Acceleration exposes a program to some risks and mitigates others. Be mindful of the positive and negative impacts of acceleration.
Acceleration often creates pressure to make decisions before the necessary information is available. To address this dilemma, acceleration leaders should foster a culture of experimentation and rapid learning.
Clear, consistent communication from leadership, across multiple channels, is essential to guide individuals to operate confidently at increased speed.
Accelerated project teams often encounter resistance, ranging from passive skepticism to open opposition. Giving public awards and recognition for acceleration helps overcome the resistance.
Delegating decision authority helps make things go faster. Empowering decision authorities at lower-tiers of the organization is thus a key enabler of acceleration.
Acceleration often requires the team to acquire new skills. Fortunately, there are many training sources available.
Leaders have the opportunity – and the responsibility – to influence their team’s culture.
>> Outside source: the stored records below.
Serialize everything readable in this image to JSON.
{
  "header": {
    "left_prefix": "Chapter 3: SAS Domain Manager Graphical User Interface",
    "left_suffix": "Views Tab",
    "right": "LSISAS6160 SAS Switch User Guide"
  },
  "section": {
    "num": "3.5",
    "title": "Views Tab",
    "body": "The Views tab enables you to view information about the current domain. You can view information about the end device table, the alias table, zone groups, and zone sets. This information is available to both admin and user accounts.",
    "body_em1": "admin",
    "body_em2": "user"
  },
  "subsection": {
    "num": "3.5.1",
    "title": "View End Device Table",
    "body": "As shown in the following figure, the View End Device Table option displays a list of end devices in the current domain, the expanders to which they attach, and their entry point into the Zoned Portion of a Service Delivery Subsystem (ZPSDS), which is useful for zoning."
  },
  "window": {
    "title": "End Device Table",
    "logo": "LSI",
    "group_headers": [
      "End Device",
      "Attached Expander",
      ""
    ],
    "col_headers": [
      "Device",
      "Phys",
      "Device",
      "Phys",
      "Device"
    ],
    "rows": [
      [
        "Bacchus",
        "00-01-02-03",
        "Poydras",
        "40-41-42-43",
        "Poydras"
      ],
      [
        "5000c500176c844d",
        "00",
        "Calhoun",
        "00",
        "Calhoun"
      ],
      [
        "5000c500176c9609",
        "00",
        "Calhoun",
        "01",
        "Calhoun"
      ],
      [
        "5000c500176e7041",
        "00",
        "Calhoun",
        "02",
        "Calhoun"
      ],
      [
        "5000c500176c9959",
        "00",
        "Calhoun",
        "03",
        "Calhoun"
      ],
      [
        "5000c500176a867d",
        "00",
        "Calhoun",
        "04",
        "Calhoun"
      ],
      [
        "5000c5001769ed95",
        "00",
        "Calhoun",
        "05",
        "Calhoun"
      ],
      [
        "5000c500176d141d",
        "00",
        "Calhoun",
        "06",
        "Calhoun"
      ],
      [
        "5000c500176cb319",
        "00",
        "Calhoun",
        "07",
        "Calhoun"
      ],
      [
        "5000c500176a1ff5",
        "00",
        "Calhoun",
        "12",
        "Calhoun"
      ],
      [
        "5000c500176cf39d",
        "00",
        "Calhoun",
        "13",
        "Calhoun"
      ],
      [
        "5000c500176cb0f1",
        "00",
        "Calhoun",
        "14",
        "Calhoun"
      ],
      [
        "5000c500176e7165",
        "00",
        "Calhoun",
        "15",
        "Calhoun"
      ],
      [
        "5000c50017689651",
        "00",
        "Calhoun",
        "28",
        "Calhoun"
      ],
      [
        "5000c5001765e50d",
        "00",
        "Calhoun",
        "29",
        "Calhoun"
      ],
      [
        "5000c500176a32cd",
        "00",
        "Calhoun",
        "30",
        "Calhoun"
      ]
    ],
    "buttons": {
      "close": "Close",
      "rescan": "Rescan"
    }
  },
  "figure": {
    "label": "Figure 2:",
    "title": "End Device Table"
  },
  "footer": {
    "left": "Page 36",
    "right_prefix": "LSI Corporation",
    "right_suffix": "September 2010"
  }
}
One simple way to do this is to develop a specific strategy for changing team norms and behaviors.
- Fielding Tomorrow’s Air Force Faster and Smarter, Dr. Roper, Air Force Symposium 2019
- Contracting director shares plan for acquisition culture change, Jun 2019
- Acquisition Reform (Air Force RCO Secrets to Success), Air Force Symposium 2018, Video
- Strengths and Myths of What Makes SOF Acquisition Successful, Col. Joe Capobianco, Col. David Phillips, May 2018
- Changing the Story, Kessel Run supports warfighters while cracking the code of agile software development and acquisition for the Air Force, Nov 2018
- Changing Acquisition Culture, by Dan Ward, published at Center for National Policy, Nov 2013
- Influence Channels
- Authority, Autonomy, and Accountability: Defense Fielding Principles for Innovation and Speed to Mission, MITRE, Jun 2017
- Slow Defense Acquisition Costs Lives, MITRE, Dec 2016
- 4 Things Successful Leaders Say to Create a Culture of Innovation, Tamara Kleinberg, Feb 2018
- The Role of Campaigns of Experimentation in the Innovation Lifecycle, National Academies of Sciences committee report
- NAS Experimentation Report Briefing (PDF)
- Campaign of Experiments, Alberts & Hayes (PDF)
- Building a Culture of Innovation by Cris Beswick, Derek Bishop, and Jo Geraghty
- Culture at Netflix
- It’s Tough to Earn Employees’ Trust – That’s Why You Should Try This Unconventional Approach by Alison Davis